It’s also important to talk to lenders about what types of businesses they fund and if yours is a project they’d consider financing. For example, some banks are open to start-ups while others only provide financing for established businesses. In order to increase your chances of being approved for SBA lending, consider applying to more than one bank ¬– approval outcomes can vary from lender to lender. (Keep in mind, you’ll likely need to create a new application for each bank.)
If sourcing and applying to multiple banks sounds like an endeavor that’s too time consuming or overwhelming, you do have the option of working with a loan packaging service provider. Working with a third-party packager can be helpful in many ways. You’ll get help understanding exactly what should go in your application and what lenders are looking for. Once your application is complete, your provider can send your application to multiple lenders at once, which saves you time and increases your chances of being offered favorable loan terms. Applying to multiple banks means you’re more likely to get multiple offers and have more power as a borrower.
Complete Your Full Loan Application Package
Once you’ve identified a bank, banks or packaging service provider you want to work with, it’s time to put together your complete loan application package. While the application itself does vary with each lender, here’s an overview of what’s typically included in a complete loan application:
- Bank application form. Unless you’re working with a packaging provider, this form will look different for each lender. You should obtain this form directly from the bank you are working with.
- Form 413: Personal Financial Statement. Each proprietor, partner, managing member or owner needs to complete this form.
- Form 1919: Borrower Information Form. This form providers personal information and facilitates a background check. Each proprietor, partner, managing member or owner needs to complete this form.
- Three years of personal tax returns.
- Professional resume. Include a resume for each proprietor, partner, managing member or owner.
- Copy of a driver’s license. Include identification for each proprietor, partner, managing member or owner.
- Business plan. Check out Chapter 2 for more information on writing a complete business plan.

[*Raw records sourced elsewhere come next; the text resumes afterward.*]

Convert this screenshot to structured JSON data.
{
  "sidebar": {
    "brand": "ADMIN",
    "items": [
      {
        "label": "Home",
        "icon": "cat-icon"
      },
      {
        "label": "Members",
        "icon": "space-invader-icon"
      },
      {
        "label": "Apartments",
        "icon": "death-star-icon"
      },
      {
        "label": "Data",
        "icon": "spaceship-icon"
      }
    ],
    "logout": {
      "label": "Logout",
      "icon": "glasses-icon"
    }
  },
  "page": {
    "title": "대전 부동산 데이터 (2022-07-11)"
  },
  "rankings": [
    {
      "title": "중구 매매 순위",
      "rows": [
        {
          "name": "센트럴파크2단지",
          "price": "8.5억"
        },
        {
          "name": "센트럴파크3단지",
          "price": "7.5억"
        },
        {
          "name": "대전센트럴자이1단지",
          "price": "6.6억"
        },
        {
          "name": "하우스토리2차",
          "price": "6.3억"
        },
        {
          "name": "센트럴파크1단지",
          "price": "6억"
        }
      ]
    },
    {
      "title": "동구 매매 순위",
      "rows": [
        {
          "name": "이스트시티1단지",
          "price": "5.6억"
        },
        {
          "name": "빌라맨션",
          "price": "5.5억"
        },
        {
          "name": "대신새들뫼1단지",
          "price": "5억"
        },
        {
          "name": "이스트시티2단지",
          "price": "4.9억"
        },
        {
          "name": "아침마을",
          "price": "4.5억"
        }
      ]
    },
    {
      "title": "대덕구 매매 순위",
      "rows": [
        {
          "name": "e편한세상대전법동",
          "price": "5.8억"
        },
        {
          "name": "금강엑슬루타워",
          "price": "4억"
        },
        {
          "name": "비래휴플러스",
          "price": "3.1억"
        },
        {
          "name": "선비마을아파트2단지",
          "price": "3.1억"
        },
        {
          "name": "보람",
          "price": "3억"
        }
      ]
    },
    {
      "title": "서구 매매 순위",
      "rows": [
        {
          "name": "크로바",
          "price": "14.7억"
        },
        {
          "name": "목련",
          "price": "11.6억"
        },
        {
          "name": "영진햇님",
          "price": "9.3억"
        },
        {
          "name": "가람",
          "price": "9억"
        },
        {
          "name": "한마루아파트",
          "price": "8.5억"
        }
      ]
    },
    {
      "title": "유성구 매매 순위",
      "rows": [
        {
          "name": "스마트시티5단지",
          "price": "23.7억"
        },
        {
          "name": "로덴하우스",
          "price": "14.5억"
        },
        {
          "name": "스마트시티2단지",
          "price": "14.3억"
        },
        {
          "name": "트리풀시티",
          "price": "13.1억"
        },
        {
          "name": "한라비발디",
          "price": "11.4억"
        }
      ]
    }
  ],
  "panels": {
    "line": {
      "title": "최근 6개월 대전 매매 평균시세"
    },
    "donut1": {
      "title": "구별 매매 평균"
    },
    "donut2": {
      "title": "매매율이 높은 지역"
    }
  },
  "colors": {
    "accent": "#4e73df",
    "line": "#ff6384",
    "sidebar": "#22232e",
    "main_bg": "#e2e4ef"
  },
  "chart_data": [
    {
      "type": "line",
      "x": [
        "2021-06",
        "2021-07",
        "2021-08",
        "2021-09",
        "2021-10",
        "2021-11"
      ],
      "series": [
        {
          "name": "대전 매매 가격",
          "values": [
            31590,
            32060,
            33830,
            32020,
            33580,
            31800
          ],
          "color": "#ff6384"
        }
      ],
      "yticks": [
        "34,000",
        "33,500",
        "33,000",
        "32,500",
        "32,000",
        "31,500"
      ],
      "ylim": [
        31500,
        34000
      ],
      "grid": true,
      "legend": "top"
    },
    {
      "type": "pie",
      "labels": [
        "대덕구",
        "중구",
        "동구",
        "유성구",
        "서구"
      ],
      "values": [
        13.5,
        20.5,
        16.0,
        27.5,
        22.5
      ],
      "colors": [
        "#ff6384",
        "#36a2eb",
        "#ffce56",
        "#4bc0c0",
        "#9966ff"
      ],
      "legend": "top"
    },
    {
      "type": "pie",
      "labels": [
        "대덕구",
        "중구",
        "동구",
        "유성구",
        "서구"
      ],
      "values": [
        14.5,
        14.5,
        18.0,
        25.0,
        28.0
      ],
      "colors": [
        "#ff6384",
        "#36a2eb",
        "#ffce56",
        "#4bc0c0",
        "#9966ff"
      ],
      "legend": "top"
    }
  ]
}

- Business tax returns. If funding or purchasing an existing business, include three years of business tax returns.
Underwriting With the Bank

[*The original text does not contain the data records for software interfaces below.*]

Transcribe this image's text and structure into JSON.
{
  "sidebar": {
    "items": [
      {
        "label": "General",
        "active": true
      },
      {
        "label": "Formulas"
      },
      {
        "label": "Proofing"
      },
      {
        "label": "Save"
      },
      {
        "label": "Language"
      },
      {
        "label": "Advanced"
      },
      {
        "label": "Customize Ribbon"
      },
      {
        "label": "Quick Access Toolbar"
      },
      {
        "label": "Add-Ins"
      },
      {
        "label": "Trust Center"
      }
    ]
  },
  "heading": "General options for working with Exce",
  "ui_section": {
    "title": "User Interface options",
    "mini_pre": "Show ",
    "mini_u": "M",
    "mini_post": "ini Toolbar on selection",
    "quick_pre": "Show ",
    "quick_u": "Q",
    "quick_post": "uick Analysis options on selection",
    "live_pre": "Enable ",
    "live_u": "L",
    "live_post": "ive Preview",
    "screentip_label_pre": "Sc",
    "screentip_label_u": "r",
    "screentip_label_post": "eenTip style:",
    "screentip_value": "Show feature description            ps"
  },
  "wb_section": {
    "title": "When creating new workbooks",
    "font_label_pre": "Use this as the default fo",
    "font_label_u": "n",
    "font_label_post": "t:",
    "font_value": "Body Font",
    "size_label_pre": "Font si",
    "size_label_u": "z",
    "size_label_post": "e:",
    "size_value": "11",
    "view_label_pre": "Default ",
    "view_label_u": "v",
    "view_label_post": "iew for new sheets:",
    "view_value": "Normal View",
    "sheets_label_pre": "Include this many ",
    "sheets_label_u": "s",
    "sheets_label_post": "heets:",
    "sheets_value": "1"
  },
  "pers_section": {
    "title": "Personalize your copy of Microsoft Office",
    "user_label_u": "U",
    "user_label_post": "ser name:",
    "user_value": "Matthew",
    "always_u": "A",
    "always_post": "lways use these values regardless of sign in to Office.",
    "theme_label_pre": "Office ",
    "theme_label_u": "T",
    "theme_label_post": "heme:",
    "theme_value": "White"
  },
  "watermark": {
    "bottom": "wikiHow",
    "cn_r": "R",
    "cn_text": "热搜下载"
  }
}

Once your complete loan application is submitted, the next step is underwriting. During underwriting the lender reviews the information in your application, pulls your credit, and determines your strength as a borrower by analyzing the likely risks and benefits of lending you money. If you’re working with a preferred lender, the bank has someone internally review and potentially approve the loan. If working with a bank not on the preferred lender list, once the application passed through internal underwriting, the information will also be sent to the SBA for additional review.

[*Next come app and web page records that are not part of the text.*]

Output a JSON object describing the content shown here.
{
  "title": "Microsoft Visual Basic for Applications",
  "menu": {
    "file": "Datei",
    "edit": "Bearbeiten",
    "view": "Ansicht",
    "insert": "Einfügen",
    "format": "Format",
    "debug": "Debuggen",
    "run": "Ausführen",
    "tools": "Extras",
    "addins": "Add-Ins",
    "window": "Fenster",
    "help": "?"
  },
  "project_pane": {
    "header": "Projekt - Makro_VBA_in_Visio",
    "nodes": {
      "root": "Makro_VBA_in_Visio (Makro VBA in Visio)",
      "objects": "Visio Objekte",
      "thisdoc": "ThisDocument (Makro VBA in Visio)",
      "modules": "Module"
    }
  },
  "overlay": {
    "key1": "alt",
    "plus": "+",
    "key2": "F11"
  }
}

It’s important to note that the underwriting process is not a speedy one. The minimum amount of time for a lender to review your application is 60 to 90 days. This timeline can also be extended if the lender asks you for additional information, which is not uncommon. Third party packagers function as a liaison during this process to keep things moving forward.
If your loan is approved in the underwriting process (yay!), the next step is closing. Closing is a process all its own and adds another 90 days to the overall timeline, but is the final step in SBA funding. Here’s a checklist of common items that need to be provided to a lender during closing:
- Proof of down payment funds.
- Entity documentation.
- Franchisor agreement (if applicable).
- Lease or property ownership information.
- Business insurance.
- Contractor contact information.
There’s a lot going on during throughout the SBA lending process, especially when you’re also working to start your business. The keys to success are understating each step, finding a lender who meets your needs and staying organized from start to finish.